» **Exercise**: Write out all of the entries that follow, word for word, but skip the pictures.

» **Data**:
___
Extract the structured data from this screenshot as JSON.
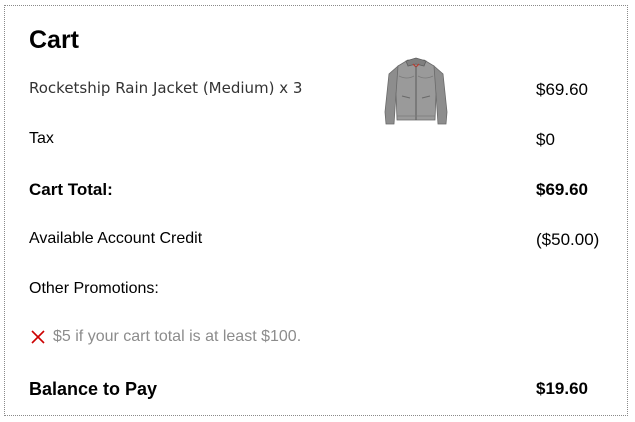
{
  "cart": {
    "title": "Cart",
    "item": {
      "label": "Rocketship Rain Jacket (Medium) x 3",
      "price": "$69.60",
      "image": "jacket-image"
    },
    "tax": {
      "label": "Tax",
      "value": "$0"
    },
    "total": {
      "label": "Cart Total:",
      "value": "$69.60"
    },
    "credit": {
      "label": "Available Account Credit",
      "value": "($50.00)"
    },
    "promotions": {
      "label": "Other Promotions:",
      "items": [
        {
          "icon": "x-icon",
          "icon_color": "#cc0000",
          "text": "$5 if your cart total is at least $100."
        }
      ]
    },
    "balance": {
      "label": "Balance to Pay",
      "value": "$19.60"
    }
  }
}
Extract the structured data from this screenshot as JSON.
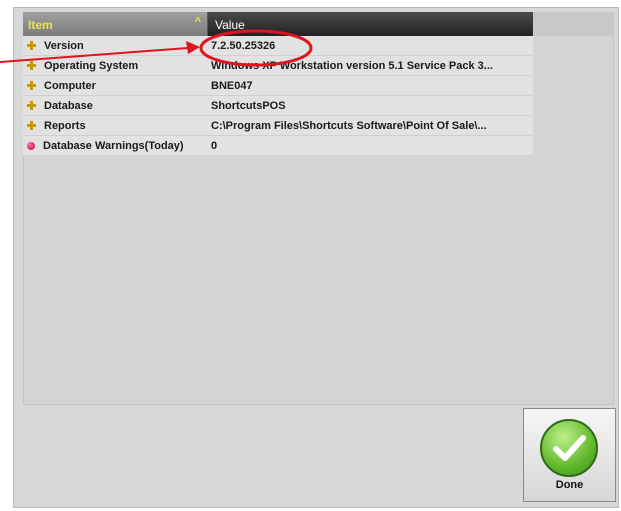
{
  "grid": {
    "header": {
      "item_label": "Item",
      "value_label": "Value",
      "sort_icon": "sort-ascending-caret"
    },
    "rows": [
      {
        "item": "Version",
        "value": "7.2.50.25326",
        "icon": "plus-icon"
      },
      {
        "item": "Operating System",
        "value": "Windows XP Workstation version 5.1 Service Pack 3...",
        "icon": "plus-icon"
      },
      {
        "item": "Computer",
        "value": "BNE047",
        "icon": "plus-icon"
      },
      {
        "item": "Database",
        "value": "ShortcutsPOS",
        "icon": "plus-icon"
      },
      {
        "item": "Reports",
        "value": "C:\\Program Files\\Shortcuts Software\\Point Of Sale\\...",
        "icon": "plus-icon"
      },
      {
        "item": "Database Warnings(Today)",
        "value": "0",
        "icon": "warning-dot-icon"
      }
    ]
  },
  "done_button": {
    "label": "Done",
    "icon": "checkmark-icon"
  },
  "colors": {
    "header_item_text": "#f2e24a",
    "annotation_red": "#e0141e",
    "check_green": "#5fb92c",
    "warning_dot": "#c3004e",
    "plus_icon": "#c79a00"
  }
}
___
» **Your solution**:
Extract the structured data from this screenshot as JSON.
{
  "cart": {
    "title": "Cart",
    "item": {
      "label": "Rocketship Rain Jacket (Medium) x 3",
      "price": "$69.60",
      "image": "jacket-image"
    },
    "tax": {
      "label": "Tax",
      "value": "$0"
    },
    "total": {
      "label": "Cart Total:",
      "value": "$69.60"
    },
    "credit": {
      "label": "Available Account Credit",
      "value": "($50.00)"
    },
    "promotions": {
      "label": "Other Promotions:",
      "items": [
        {
          "icon": "x-icon",
          "icon_color": "#cc0000",
          "text": "$5 if your cart total is at least $100."
        }
      ]
    },
    "balance": {
      "label": "Balance to Pay",
      "value": "$19.60"
    }
  }
}
Extract the structured data from this screenshot as JSON.
{
  "grid": {
    "header": {
      "item_label": "Item",
      "value_label": "Value",
      "sort_icon": "sort-ascending-caret"
    },
    "rows": [
      {
        "item": "Version",
        "value": "7.2.50.25326",
        "icon": "plus-icon"
      },
      {
        "item": "Operating System",
        "value": "Windows XP Workstation version 5.1 Service Pack 3...",
        "icon": "plus-icon"
      },
      {
        "item": "Computer",
        "value": "BNE047",
        "icon": "plus-icon"
      },
      {
        "item": "Database",
        "value": "ShortcutsPOS",
        "icon": "plus-icon"
      },
      {
        "item": "Reports",
        "value": "C:\\Program Files\\Shortcuts Software\\Point Of Sale\\...",
        "icon": "plus-icon"
      },
      {
        "item": "Database Warnings(Today)",
        "value": "0",
        "icon": "warning-dot-icon"
      }
    ]
  },
  "done_button": {
    "label": "Done",
    "icon": "checkmark-icon"
  },
  "colors": {
    "header_item_text": "#f2e24a",
    "annotation_red": "#e0141e",
    "check_green": "#5fb92c",
    "warning_dot": "#c3004e",
    "plus_icon": "#c79a00"
  }
}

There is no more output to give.